--- SOURCE RECORDS ---
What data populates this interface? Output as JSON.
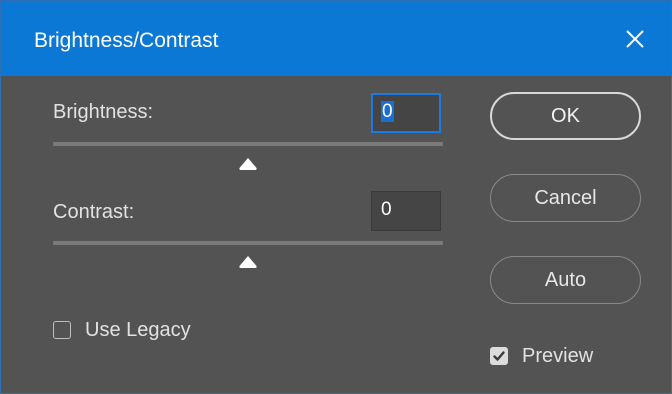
{
  "window": {
    "title": "Brightness/Contrast"
  },
  "brightness": {
    "label": "Brightness:",
    "value": "0",
    "slider_fraction": 0.5
  },
  "contrast": {
    "label": "Contrast:",
    "value": "0",
    "slider_fraction": 0.5
  },
  "buttons": {
    "ok_label": "OK",
    "cancel_label": "Cancel",
    "auto_label": "Auto"
  },
  "options": {
    "use_legacy_label": "Use Legacy",
    "use_legacy_checked": false,
    "preview_label": "Preview",
    "preview_checked": true
  },
  "colors": {
    "titlebar": "#0b78d6",
    "panel": "#535353",
    "accent": "#1c7be0"
  },
  "icons": {
    "close": "close-icon",
    "slider_thumb": "triangle-thumb-icon",
    "check": "checkmark-icon"
  }
}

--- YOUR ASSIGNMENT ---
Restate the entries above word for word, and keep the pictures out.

--- WRITTEN REPLY ---
What data populates this interface? Output as JSON.
{
  "window": {
    "title": "Brightness/Contrast"
  },
  "brightness": {
    "label": "Brightness:",
    "value": "0",
    "slider_fraction": 0.5
  },
  "contrast": {
    "label": "Contrast:",
    "value": "0",
    "slider_fraction": 0.5
  },
  "buttons": {
    "ok_label": "OK",
    "cancel_label": "Cancel",
    "auto_label": "Auto"
  },
  "options": {
    "use_legacy_label": "Use Legacy",
    "use_legacy_checked": false,
    "preview_label": "Preview",
    "preview_checked": true
  },
  "colors": {
    "titlebar": "#0b78d6",
    "panel": "#535353",
    "accent": "#1c7be0"
  },
  "icons": {
    "close": "close-icon",
    "slider_thumb": "triangle-thumb-icon",
    "check": "checkmark-icon"
  }
}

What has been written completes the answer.